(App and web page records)
══════════

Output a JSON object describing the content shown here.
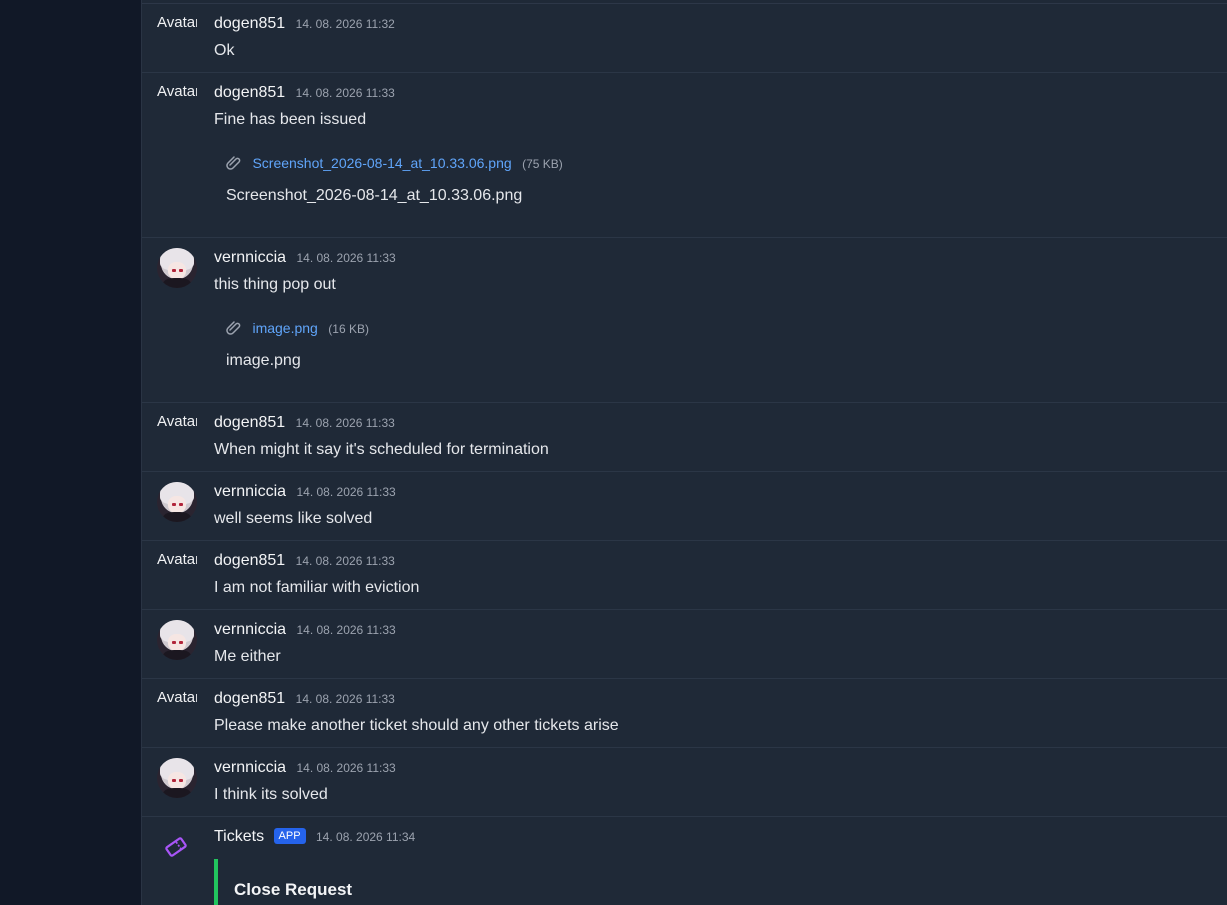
{
  "messages": [
    {
      "author": "dogen851",
      "avatar_alt": "Avatar",
      "timestamp": "14. 08. 2026 11:32",
      "text": "Ok"
    },
    {
      "author": "dogen851",
      "avatar_alt": "Avatar",
      "timestamp": "14. 08. 2026 11:33",
      "text": "Fine has been issued",
      "attachment": {
        "name": "Screenshot_2026-08-14_at_10.33.06.png",
        "size": "(75 KB)",
        "caption": "Screenshot_2026-08-14_at_10.33.06.png"
      }
    },
    {
      "author": "vernniccia",
      "timestamp": "14. 08. 2026 11:33",
      "text": "this thing pop out",
      "attachment": {
        "name": "image.png",
        "size": "(16 KB)",
        "caption": "image.png"
      }
    },
    {
      "author": "dogen851",
      "avatar_alt": "Avatar",
      "timestamp": "14. 08. 2026 11:33",
      "text": "When might it say it's scheduled for termination"
    },
    {
      "author": "vernniccia",
      "timestamp": "14. 08. 2026 11:33",
      "text": "well seems like solved"
    },
    {
      "author": "dogen851",
      "avatar_alt": "Avatar",
      "timestamp": "14. 08. 2026 11:33",
      "text": "I am not familiar with eviction"
    },
    {
      "author": "vernniccia",
      "timestamp": "14. 08. 2026 11:33",
      "text": "Me either"
    },
    {
      "author": "dogen851",
      "avatar_alt": "Avatar",
      "timestamp": "14. 08. 2026 11:33",
      "text": "Please make another ticket should any other tickets arise"
    },
    {
      "author": "vernniccia",
      "timestamp": "14. 08. 2026 11:33",
      "text": "I think its solved"
    },
    {
      "author": "Tickets",
      "badge": "APP",
      "timestamp": "14. 08. 2026 11:34",
      "embed_title": "Close Request"
    }
  ],
  "colors": {
    "accent_link": "#60a5fa",
    "app_badge": "#2563eb",
    "embed_border": "#22c55e",
    "ticket_icon": "#a855f7"
  },
  "icons": {
    "attachment": "paperclip-icon",
    "app": "ticket-icon"
  }
}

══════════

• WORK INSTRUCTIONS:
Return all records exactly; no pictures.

• ANSWER BELOW:
Output a JSON object describing the content shown here.
{
  "messages": [
    {
      "author": "dogen851",
      "avatar_alt": "Avatar",
      "timestamp": "14. 08. 2026 11:32",
      "text": "Ok"
    },
    {
      "author": "dogen851",
      "avatar_alt": "Avatar",
      "timestamp": "14. 08. 2026 11:33",
      "text": "Fine has been issued",
      "attachment": {
        "name": "Screenshot_2026-08-14_at_10.33.06.png",
        "size": "(75 KB)",
        "caption": "Screenshot_2026-08-14_at_10.33.06.png"
      }
    },
    {
      "author": "vernniccia",
      "timestamp": "14. 08. 2026 11:33",
      "text": "this thing pop out",
      "attachment": {
        "name": "image.png",
        "size": "(16 KB)",
        "caption": "image.png"
      }
    },
    {
      "author": "dogen851",
      "avatar_alt": "Avatar",
      "timestamp": "14. 08. 2026 11:33",
      "text": "When might it say it's scheduled for termination"
    },
    {
      "author": "vernniccia",
      "timestamp": "14. 08. 2026 11:33",
      "text": "well seems like solved"
    },
    {
      "author": "dogen851",
      "avatar_alt": "Avatar",
      "timestamp": "14. 08. 2026 11:33",
      "text": "I am not familiar with eviction"
    },
    {
      "author": "vernniccia",
      "timestamp": "14. 08. 2026 11:33",
      "text": "Me either"
    },
    {
      "author": "dogen851",
      "avatar_alt": "Avatar",
      "timestamp": "14. 08. 2026 11:33",
      "text": "Please make another ticket should any other tickets arise"
    },
    {
      "author": "vernniccia",
      "timestamp": "14. 08. 2026 11:33",
      "text": "I think its solved"
    },
    {
      "author": "Tickets",
      "badge": "APP",
      "timestamp": "14. 08. 2026 11:34",
      "embed_title": "Close Request"
    }
  ],
  "colors": {
    "accent_link": "#60a5fa",
    "app_badge": "#2563eb",
    "embed_border": "#22c55e",
    "ticket_icon": "#a855f7"
  },
  "icons": {
    "attachment": "paperclip-icon",
    "app": "ticket-icon"
  }
}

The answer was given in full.